» What to produce
Lines containing the word "deleted" are the ones to copy from the records below.

Website and app data records:
>>>
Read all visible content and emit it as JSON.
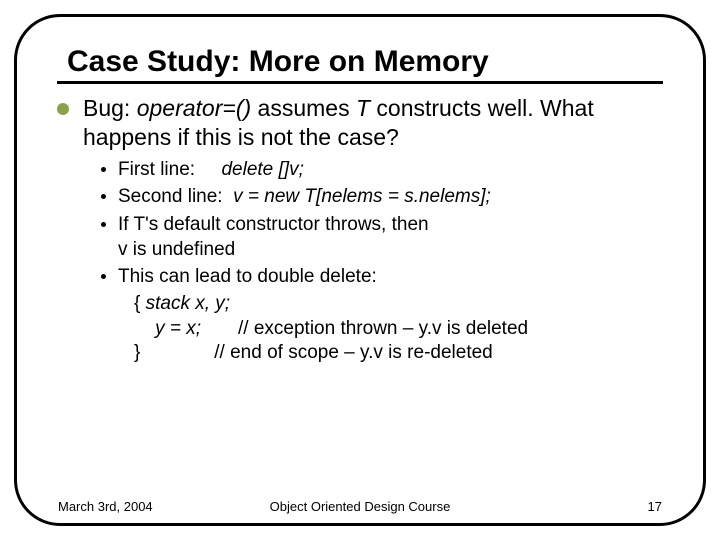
{
  "title": "Case Study: More on Memory",
  "bullet": {
    "prefix": "Bug: ",
    "opitalic": "operator=()",
    "mid": " assumes ",
    "t": "T",
    "rest": " constructs well. What happens if this is not the case?"
  },
  "sub": {
    "a_label": "First line:",
    "a_code": "delete []v;",
    "b_label": "Second line:",
    "b_code": "v = new T[nelems = s.nelems];",
    "c_line1": "If T's default constructor throws, then",
    "c_line2": "v is undefined",
    "d_intro": "This can lead to double delete:",
    "d_code1_a": "{ ",
    "d_code1_b": "stack x, y;",
    "d_code2_a": "    y = x;",
    "d_code2_b": "       // exception thrown – y.v is deleted",
    "d_code3_a": "}",
    "d_code3_b": "              // end of scope – y.v is re-deleted"
  },
  "footer": {
    "date": "March 3rd, 2004",
    "course": "Object Oriented Design Course",
    "page": "17"
  }
}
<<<
» Answer area
    "d_code2_b": "       // exception thrown – y.v is deleted",
    "d_code3_b": "              // end of scope – y.v is re-deleted"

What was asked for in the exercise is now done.